Overprint colors are two unscreened inks printed on top of each other. For example, when a cyan ink prints over a yellow ink, the resulting overprint is a green color. The order in which inks are printed, as well as variations in the inks and paper, can significantly affect the final results.
To help you predict how colors will look when printed, use a printed sample of the overprinted inks to adjust your screen display. Just remember that this adjustment affects only how the overprint colors appear on-screen, not when printed. Before adjusting these colors, make sure that you have calibrated your monitor following the instructions in "Creating an ICC monitor profile" on page 117.
Was this article helpful?

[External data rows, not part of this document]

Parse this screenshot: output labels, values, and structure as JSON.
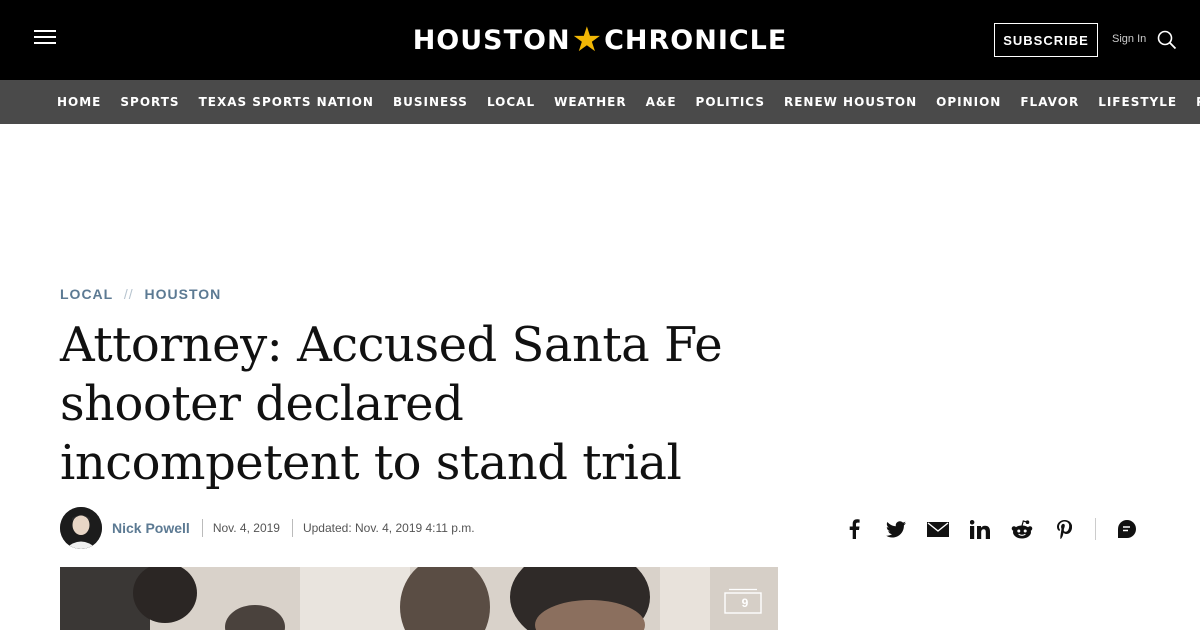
{
  "header": {
    "logo_left": "HOUSTON",
    "logo_star": "★",
    "logo_right": "CHRONICLE",
    "subscribe_label": "SUBSCRIBE",
    "signin_label": "Sign In"
  },
  "nav": {
    "items": [
      "HOME",
      "SPORTS",
      "TEXAS SPORTS NATION",
      "BUSINESS",
      "LOCAL",
      "WEATHER",
      "A&E",
      "POLITICS",
      "RENEW HOUSTON",
      "OPINION",
      "FLAVOR",
      "LIFESTYLE",
      "PODCASTS"
    ]
  },
  "article": {
    "breadcrumb": {
      "section": "LOCAL",
      "separator": "//",
      "subsection": "HOUSTON"
    },
    "headline": "Attorney: Accused Santa Fe shooter declared incompetent to stand trial",
    "byline": {
      "author": "Nick Powell",
      "published": "Nov. 4, 2019",
      "updated": "Updated: Nov. 4, 2019 4:11 p.m."
    },
    "share_icons": [
      "facebook-icon",
      "twitter-icon",
      "email-icon",
      "linkedin-icon",
      "reddit-icon",
      "pinterest-icon",
      "comment-icon"
    ],
    "gallery_count": "9"
  },
  "colors": {
    "topbar": "#000000",
    "navbar": "#4a4a4a",
    "accent_star": "#f2b705",
    "breadcrumb": "#5c7a93"
  }
}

Adobe Photoshop can be a complex tool only because you can do so much with it, however for in this video series, we're going to keep it as simple as possible. In fact, in this video you'll see an overview of the few tools and Adobe Photoshop features we will use. When you see this video, you'll see how you can do so much with so few features, but you'll learn how to use them in depth in the future videos.